London Gatwick Airport (LGW) has formally submitted its plans for a £2.2 billion ($2.8 billion) expansion project to see its second runway come into regular use and allow the airport to double its passenger capacity to around 75 million travelers annually.
On Thursday, July 6, the airport submitted its official proposals to the Planning Inspectorate (PINS), outlining the details of the expansion project and the benefits it will bring to the area. According to London Gatwick, the proposed expansion would create around 14,000 new jobs and contribute around £1 billion ($1.3 billion) annually to the local economy.
London’s secondary airport already has a second runway—the Northern Runway—although it is currently only used for taxiing and when the main runway is out of use. But Gatwick revived its long-standing plans to turn it into a permanent commercial runway in 2021, as demand for international travel surged again following the COVID-19 pandemic.
Under the multi-billion dollar expansion plans, Gatwick’s total capacity would increase to around 75 million passengers annually by the late 2030s. This would make LGW rival London’s current primary hub—London Heathrow (LHR)—as the U.K. capital’s main airport. London Gatwick served 32.8 million passengers in 2022, compared to the 61.6 million served by Heathrow last year.
“The Northern Runway plan will help secure the long-term future of the airport and economic prosperity for thousands of families, businesses, and future generations across the region,” said Stewart Wingate, CEO of Gatwick Airport.
“If approved, our plan will also improve airport resilience, meet future passenger demand, and increase competition in the London airport market, by providing vital new international connections to support ‘Global Britain’.”
Wingate added, “The consultation and engagement activity over the past two years has been hugely valuable in shaping our plans to ensure they best meet the needs and requirements of local people, as well as our airlines, passengers and other stakeholders. We are confident that our plans are both economically and environmentally robust.”
However, the airport’s plans have been met with opposition from campaigners, who claim that any expansion would severely impact noise and air pollution levels in the surrounding area while also significantly increasing carbon emissions.
“We consider that Gatwick is busy enough,” said Peter Barclay from the Gatwick Area Conservation Campaign. “Carbon emissions has to be our greatest concern. We have to think about the future of our children and our grandchildren and future generations.”
Even the Mayor of London, Sadiq Khan, who had previously given his public support for Gatwick’s expansion plans, seems to have changed his position to one of objection as it doesn’t fit the city’s sustainability goals.
A spokesperson for the Mayor told The Guardian that he is “committed to making London net zero by 2030 and reducing air pollution.”

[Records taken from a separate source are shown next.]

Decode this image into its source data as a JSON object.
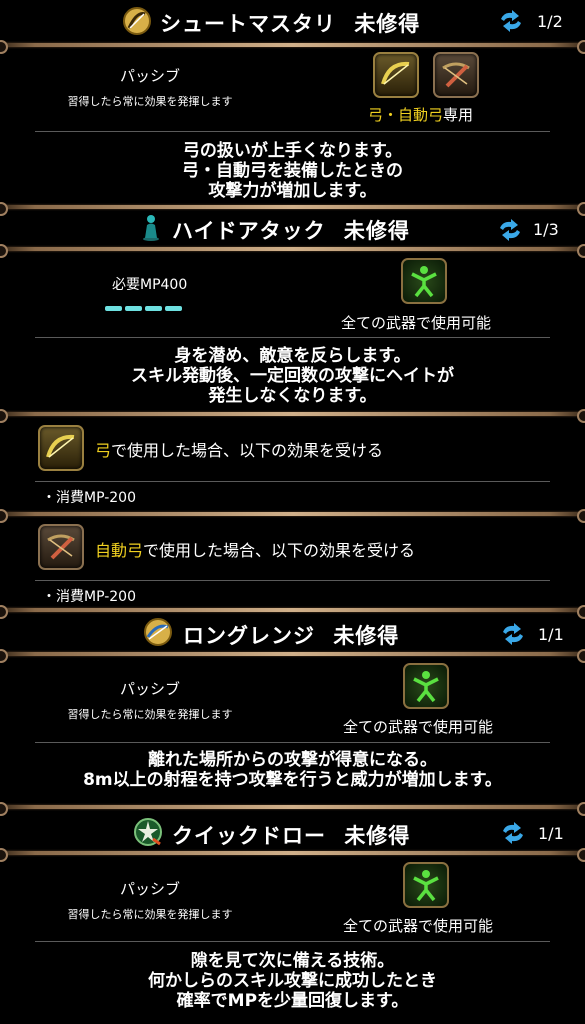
{
  "skills": [
    {
      "name": "シュートマスタリ",
      "status": "未修得",
      "level": "1/2",
      "passive_label": "パッシブ",
      "passive_desc": "習得したら常に効果を発揮します",
      "weapon_text_a": "弓・自動弓",
      "weapon_text_b": "専用",
      "description": [
        "弓の扱いが上手くなります。",
        "弓・自動弓を装備したときの",
        "攻撃力が増加します。"
      ]
    },
    {
      "name": "ハイドアタック",
      "status": "未修得",
      "level": "1/3",
      "mp_required": "必要MP400",
      "usable": "全ての武器で使用可能",
      "description": [
        "身を潜め、敵意を反らします。",
        "スキル発動後、一定回数の攻撃にヘイトが",
        "発生しなくなります。"
      ],
      "bow_note_weapon": "弓",
      "bow_note_rest": "で使用した場合、以下の効果を受ける",
      "bow_effect": "・消費MP-200",
      "crossbow_note_weapon": "自動弓",
      "crossbow_note_rest": "で使用した場合、以下の効果を受ける",
      "crossbow_effect": "・消費MP-200"
    },
    {
      "name": "ロングレンジ",
      "status": "未修得",
      "level": "1/1",
      "passive_label": "パッシブ",
      "passive_desc": "習得したら常に効果を発揮します",
      "usable": "全ての武器で使用可能",
      "description": [
        "離れた場所からの攻撃が得意になる。",
        "8m以上の射程を持つ攻撃を行うと威力が増加します。"
      ]
    },
    {
      "name": "クイックドロー",
      "status": "未修得",
      "level": "1/1",
      "passive_label": "パッシブ",
      "passive_desc": "習得したら常に効果を発揮します",
      "usable": "全ての武器で使用可能",
      "description": [
        "隙を見て次に備える技術。",
        "何かしらのスキル攻撃に成功したとき",
        "確率でMPを少量回復します。"
      ]
    }
  ],
  "icons": {
    "skill1": "bow-skill-icon",
    "skill2": "hide-attack-icon",
    "skill3": "long-range-icon",
    "skill4": "quick-draw-icon",
    "level": "cycle-icon",
    "bow": "bow-icon",
    "crossbow": "crossbow-icon",
    "all_weapons": "all-weapons-icon"
  },
  "colors": {
    "accent_yellow": "#f0d020",
    "mp_bar": "#6ee0e0",
    "cycle_blue": "#3aa8e8"
  }
}
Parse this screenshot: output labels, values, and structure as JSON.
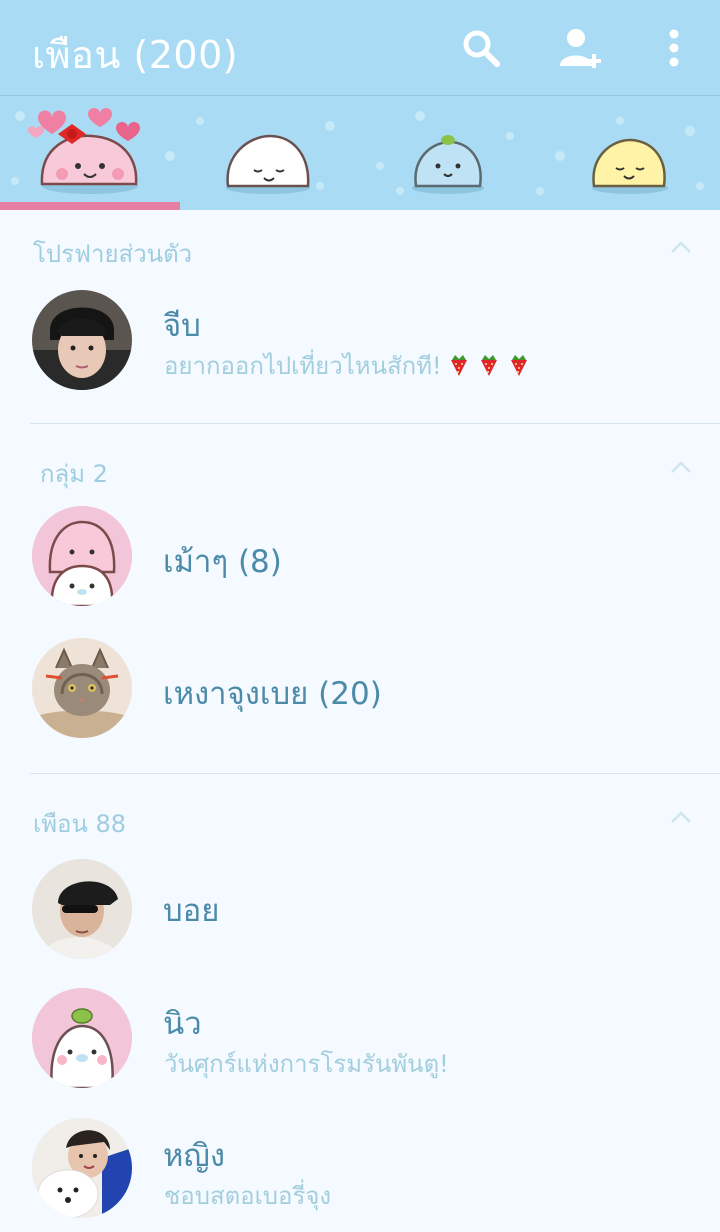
{
  "header": {
    "title": "เพือน (200)",
    "icons": [
      "search-icon",
      "add-friend-icon",
      "more-icon"
    ]
  },
  "tabs": [
    {
      "name": "pink-seal-tab",
      "active": true
    },
    {
      "name": "white-seal-tab",
      "active": false
    },
    {
      "name": "blue-seal-tab",
      "active": false
    },
    {
      "name": "yellow-seal-tab",
      "active": false
    }
  ],
  "colors": {
    "header_bg": "#a9dcf4",
    "accent_pink": "#e77fa2",
    "name_text": "#4b8aa8",
    "section_text": "#9fcde0",
    "background": "#f4faff"
  },
  "sections": {
    "profile": {
      "label": "โปรฟายส่วนตัว",
      "items": [
        {
          "name": "จีบ",
          "status": "อยากออกไปเที่ยวไหนสักที!",
          "status_emoji": "strawberry x3"
        }
      ]
    },
    "groups": {
      "label": "กลุ่ม 2",
      "items": [
        {
          "name": "เม้าๆ (8)"
        },
        {
          "name": "เหงาจุงเบย (20)"
        }
      ]
    },
    "friends": {
      "label": "เพือน 88",
      "items": [
        {
          "name": "บอย"
        },
        {
          "name": "นิว",
          "status": "วันศุกร์แห่งการโรมรันพันตู!"
        },
        {
          "name": "หญิง",
          "status": "ชอบสตอเบอรี่จุง"
        }
      ]
    }
  }
}
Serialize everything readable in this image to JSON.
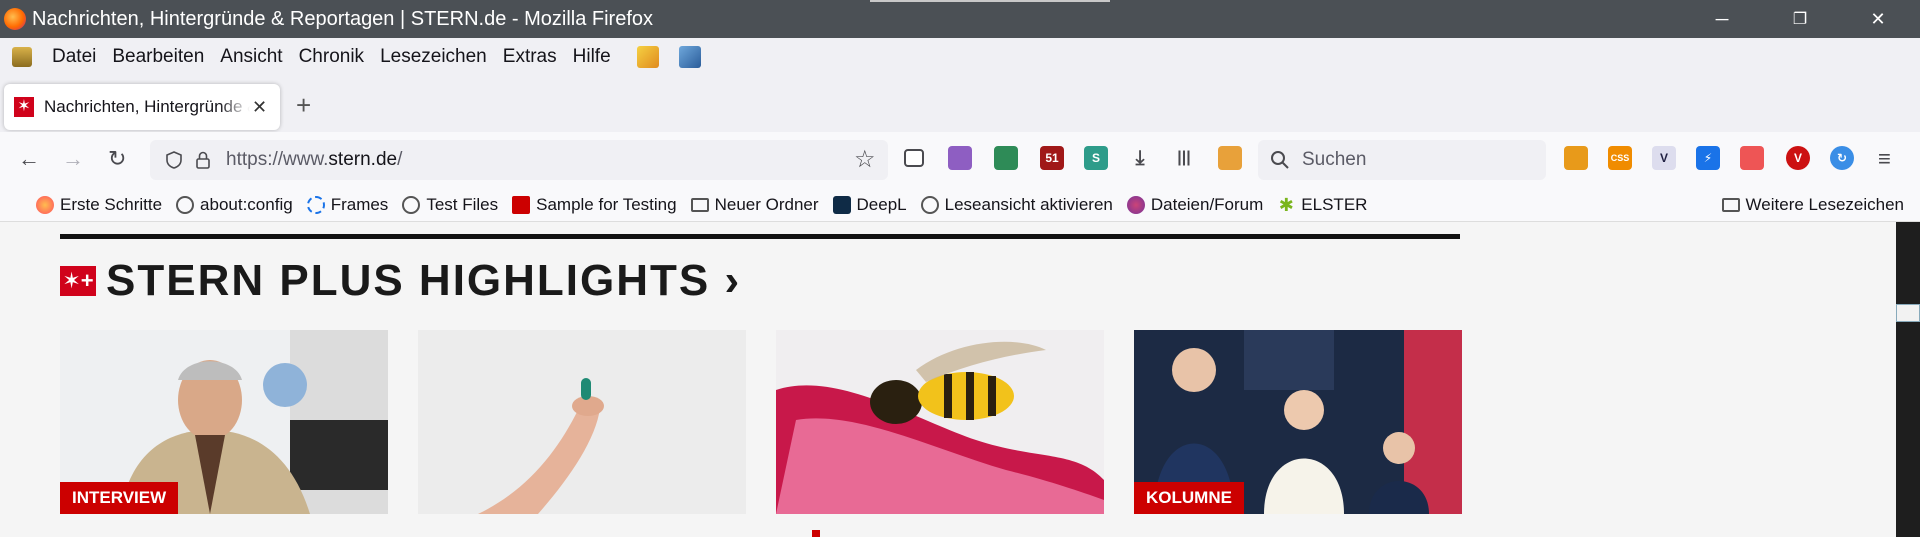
{
  "window": {
    "title": "Nachrichten, Hintergründe & Reportagen | STERN.de - Mozilla Firefox",
    "minimize": "─",
    "restore": "❐",
    "close": "✕"
  },
  "menubar": {
    "items": [
      "Datei",
      "Bearbeiten",
      "Ansicht",
      "Chronik",
      "Lesezeichen",
      "Extras",
      "Hilfe"
    ]
  },
  "tab": {
    "label": "Nachrichten, Hintergründe & Reportagen",
    "close": "✕",
    "new_tab": "+",
    "favicon": "✶"
  },
  "navbar": {
    "back": "←",
    "forward": "→",
    "reload": "↻",
    "url_prefix": "https://www.",
    "url_domain": "stern.de",
    "url_path": "/",
    "search_placeholder": "Suchen",
    "badge_count": "51",
    "star": "☆",
    "menu": "≡"
  },
  "bookmarks": {
    "items": [
      "Erste Schritte",
      "about:config",
      "Frames",
      "Test Files",
      "Sample for Testing",
      "Neuer Ordner",
      "DeepL",
      "Leseansicht aktivieren",
      "Dateien/Forum",
      "ELSTER"
    ],
    "more": "Weitere Lesezeichen"
  },
  "page": {
    "section_title": "STERN PLUS HIGHLIGHTS ›",
    "logo_text": "✶+",
    "cards": [
      {
        "badge": "INTERVIEW"
      },
      {
        "badge": ""
      },
      {
        "badge": ""
      },
      {
        "badge": "KOLUMNE"
      }
    ]
  }
}
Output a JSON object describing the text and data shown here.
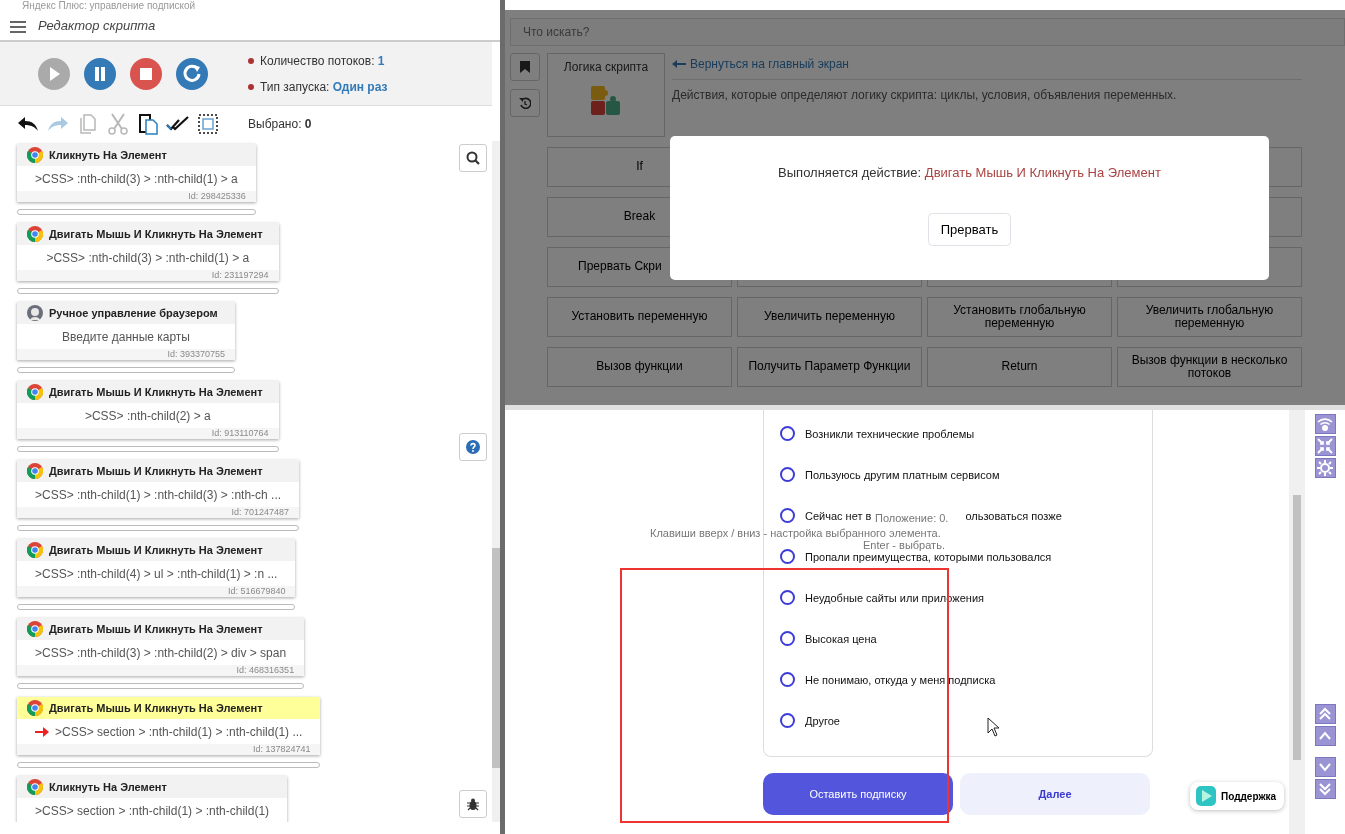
{
  "window": {
    "title": "Яндекс Плюс: управление подпиской"
  },
  "editor": {
    "title": "Редактор скрипта",
    "controls": [
      {
        "kind": "play",
        "disabled": true
      },
      {
        "kind": "pause",
        "disabled": false
      },
      {
        "kind": "stop",
        "disabled": false
      },
      {
        "kind": "restart",
        "disabled": false
      }
    ],
    "info": [
      {
        "label": "Количество потоков:",
        "value": "1"
      },
      {
        "label": "Тип запуска:",
        "value": "Один раз"
      }
    ],
    "toolbar": [
      {
        "kind": "undo",
        "disabled": false
      },
      {
        "kind": "redo",
        "disabled": true
      },
      {
        "kind": "copy",
        "disabled": true
      },
      {
        "kind": "cut",
        "disabled": true
      },
      {
        "kind": "paste",
        "disabled": false
      },
      {
        "kind": "check",
        "disabled": false
      },
      {
        "kind": "select",
        "disabled": false
      }
    ],
    "selected_label": "Выбрано:",
    "selected_count": "0",
    "actions": [
      {
        "kind": "browser",
        "title": "Кликнуть На Элемент",
        "selector": ">CSS> :nth-child(3) > :nth-child(1) > a",
        "id": "Id: 298425336",
        "current": false
      },
      {
        "kind": "browser",
        "title": "Двигать Мышь И Кликнуть На Элемент",
        "selector": ">CSS> :nth-child(3) > :nth-child(1) > a",
        "id": "Id: 231197294",
        "current": false
      },
      {
        "kind": "manual",
        "title": "Ручное управление браузером",
        "selector": "Введите данные карты",
        "id": "Id: 393370755",
        "current": false
      },
      {
        "kind": "browser",
        "title": "Двигать Мышь И Кликнуть На Элемент",
        "selector": ">CSS> :nth-child(2) > a",
        "id": "Id: 913110764",
        "current": false
      },
      {
        "kind": "browser",
        "title": "Двигать Мышь И Кликнуть На Элемент",
        "selector": ">CSS> :nth-child(1) > :nth-child(3) > :nth-ch ...",
        "id": "Id: 701247487",
        "current": false
      },
      {
        "kind": "browser",
        "title": "Двигать Мышь И Кликнуть На Элемент",
        "selector": ">CSS> :nth-child(4) > ul > :nth-child(1) > :n ...",
        "id": "Id: 516679840",
        "current": false
      },
      {
        "kind": "browser",
        "title": "Двигать Мышь И Кликнуть На Элемент",
        "selector": ">CSS> :nth-child(3) > :nth-child(2) > div > span",
        "id": "Id: 468316351",
        "current": false
      },
      {
        "kind": "browser",
        "title": "Двигать Мышь И Кликнуть На Элемент",
        "selector": ">CSS> section > :nth-child(1) > :nth-child(1) ...",
        "id": "Id: 137824741",
        "current": true
      },
      {
        "kind": "browser",
        "title": "Кликнуть На Элемент",
        "selector": ">CSS> section > :nth-child(1) > :nth-child(1)",
        "current": false
      }
    ]
  },
  "palette": {
    "search": {
      "placeholder": "Что искать?"
    },
    "category": "Логика скрипта",
    "back_link": "Вернуться на главный экран",
    "description": "Действия, которые определяют логику скрипта: циклы, условия, объявления переменных.",
    "buttons": [
      {
        "kind": "action",
        "label": "If"
      },
      {
        "kind": "hidden"
      },
      {
        "kind": "hidden"
      },
      {
        "kind": "covered"
      },
      {
        "kind": "action",
        "label": "Break"
      },
      {
        "kind": "hidden"
      },
      {
        "kind": "hidden"
      },
      {
        "kind": "covered"
      },
      {
        "kind": "cut",
        "label": "Прервать Скри"
      },
      {
        "kind": "covered"
      },
      {
        "kind": "covered"
      },
      {
        "kind": "covered"
      },
      {
        "kind": "action",
        "label": "Установить переменную"
      },
      {
        "kind": "action",
        "label": "Увеличить переменную"
      },
      {
        "kind": "action",
        "label": "Установить глобальную переменную"
      },
      {
        "kind": "action",
        "label": "Увеличить глобальную переменную"
      },
      {
        "kind": "action",
        "label": "Вызов функции"
      },
      {
        "kind": "action",
        "label": "Получить Параметр Функции"
      },
      {
        "kind": "action",
        "label": "Return"
      },
      {
        "kind": "action",
        "label": "Вызов функции в несколько потоков"
      }
    ]
  },
  "dialog": {
    "message": "Выполняется действие:",
    "action": "Двигать Мышь И Кликнуть На Элемент",
    "button": "Прервать"
  },
  "page": {
    "options": [
      {
        "label": "Возникли технические проблемы",
        "selected": false
      },
      {
        "label": "Пользуюсь другим платным сервисом",
        "selected": false
      },
      {
        "label": "Сейчас нет в",
        "label_end": "ользоваться позже",
        "selected": false
      },
      {
        "label": "Пропали преимущества, которыми пользовался",
        "selected": false
      },
      {
        "label": "Неудобные сайты или приложения",
        "selected": false
      },
      {
        "label": "Высокая цена",
        "selected": false
      },
      {
        "label": "Не понимаю, откуда у меня подписка",
        "selected": false
      },
      {
        "label": "Другое",
        "selected": false
      }
    ],
    "buttons": [
      {
        "kind": "primary",
        "label": "Оставить подписку"
      },
      {
        "kind": "secondary",
        "label": "Далее"
      }
    ],
    "support": "Поддержка"
  },
  "hints": {
    "position": "Положение: 0.",
    "keys": "Клавиши вверх / вниз - настройка выбранного элемента.",
    "enter": "Enter - выбрать."
  }
}
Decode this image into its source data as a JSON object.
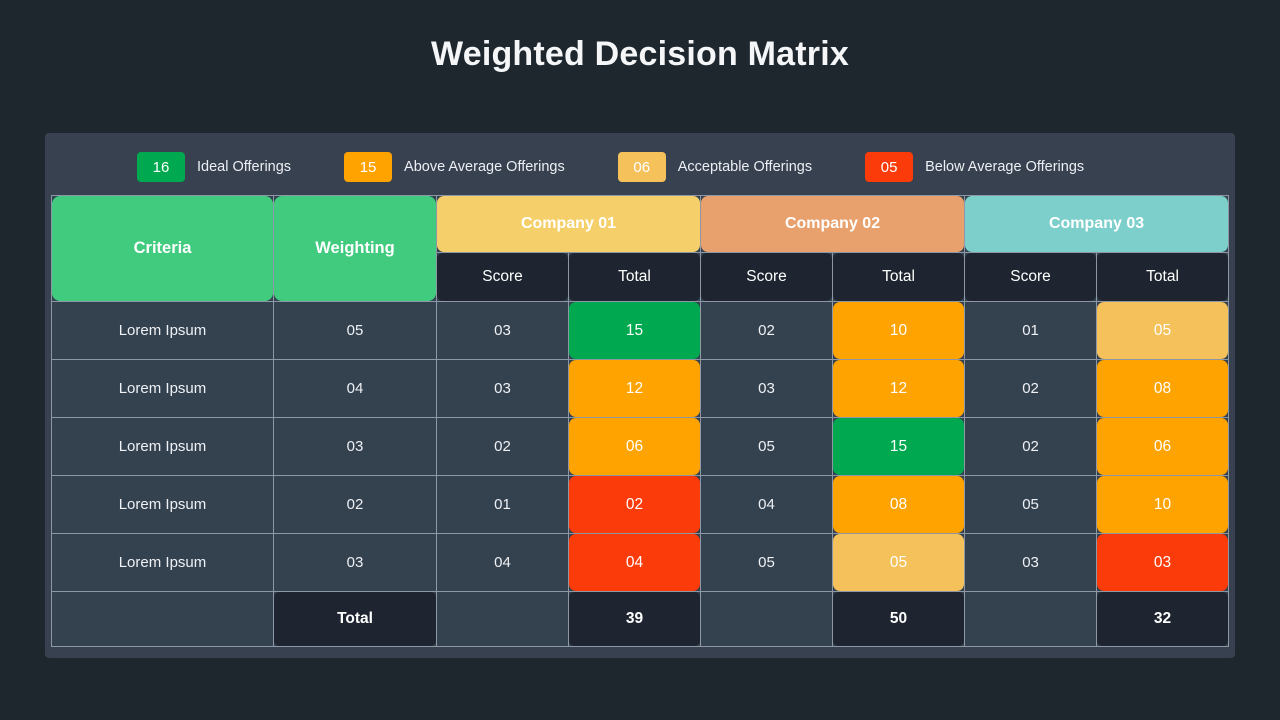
{
  "page": {
    "title": "Weighted Decision Matrix",
    "background_color": "#1e272e",
    "panel_color": "#384150"
  },
  "legend": {
    "items": [
      {
        "value": "16",
        "label": "Ideal Offerings",
        "color": "#00a94f"
      },
      {
        "value": "15",
        "label": "Above Average Offerings",
        "color": "#ffa300"
      },
      {
        "value": "06",
        "label": "Acceptable Offerings",
        "color": "#f5c15a"
      },
      {
        "value": "05",
        "label": "Below Average Offerings",
        "color": "#fb3b09"
      }
    ]
  },
  "table": {
    "headers": {
      "criteria": "Criteria",
      "weighting": "Weighting",
      "criteria_color": "#41cb7f",
      "weighting_color": "#41cb7f",
      "score": "Score",
      "total": "Total"
    },
    "companies": [
      {
        "name": "Company 01",
        "color": "#f5d06a"
      },
      {
        "name": "Company 02",
        "color": "#e8a16c"
      },
      {
        "name": "Company 03",
        "color": "#7ccfcb"
      }
    ],
    "rows": [
      {
        "criteria": "Lorem Ipsum",
        "weighting": "05",
        "cells": [
          {
            "score": "03",
            "total": "15",
            "total_color": "#00a94f"
          },
          {
            "score": "02",
            "total": "10",
            "total_color": "#ffa300"
          },
          {
            "score": "01",
            "total": "05",
            "total_color": "#f5c15a"
          }
        ]
      },
      {
        "criteria": "Lorem Ipsum",
        "weighting": "04",
        "cells": [
          {
            "score": "03",
            "total": "12",
            "total_color": "#ffa300"
          },
          {
            "score": "03",
            "total": "12",
            "total_color": "#ffa300"
          },
          {
            "score": "02",
            "total": "08",
            "total_color": "#ffa300"
          }
        ]
      },
      {
        "criteria": "Lorem Ipsum",
        "weighting": "03",
        "cells": [
          {
            "score": "02",
            "total": "06",
            "total_color": "#ffa300"
          },
          {
            "score": "05",
            "total": "15",
            "total_color": "#00a94f"
          },
          {
            "score": "02",
            "total": "06",
            "total_color": "#ffa300"
          }
        ]
      },
      {
        "criteria": "Lorem Ipsum",
        "weighting": "02",
        "cells": [
          {
            "score": "01",
            "total": "02",
            "total_color": "#fb3b09"
          },
          {
            "score": "04",
            "total": "08",
            "total_color": "#ffa300"
          },
          {
            "score": "05",
            "total": "10",
            "total_color": "#ffa300"
          }
        ]
      },
      {
        "criteria": "Lorem Ipsum",
        "weighting": "03",
        "cells": [
          {
            "score": "04",
            "total": "04",
            "total_color": "#fb3b09"
          },
          {
            "score": "05",
            "total": "05",
            "total_color": "#f5c15a"
          },
          {
            "score": "03",
            "total": "03",
            "total_color": "#fb3b09"
          }
        ]
      }
    ],
    "total_row": {
      "label": "Total",
      "totals": [
        "39",
        "50",
        "32"
      ]
    }
  }
}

“The aviation sector needs to play a part in this and not undermine our efforts to achieve this goal. The Mayor fails to see how any airport expansion can be justified if it is incompatible with tackling the climate crisis and achieving our net zero targets.”
A decision on whether the expansion plans can go ahead is expected to be made by the end of 2024.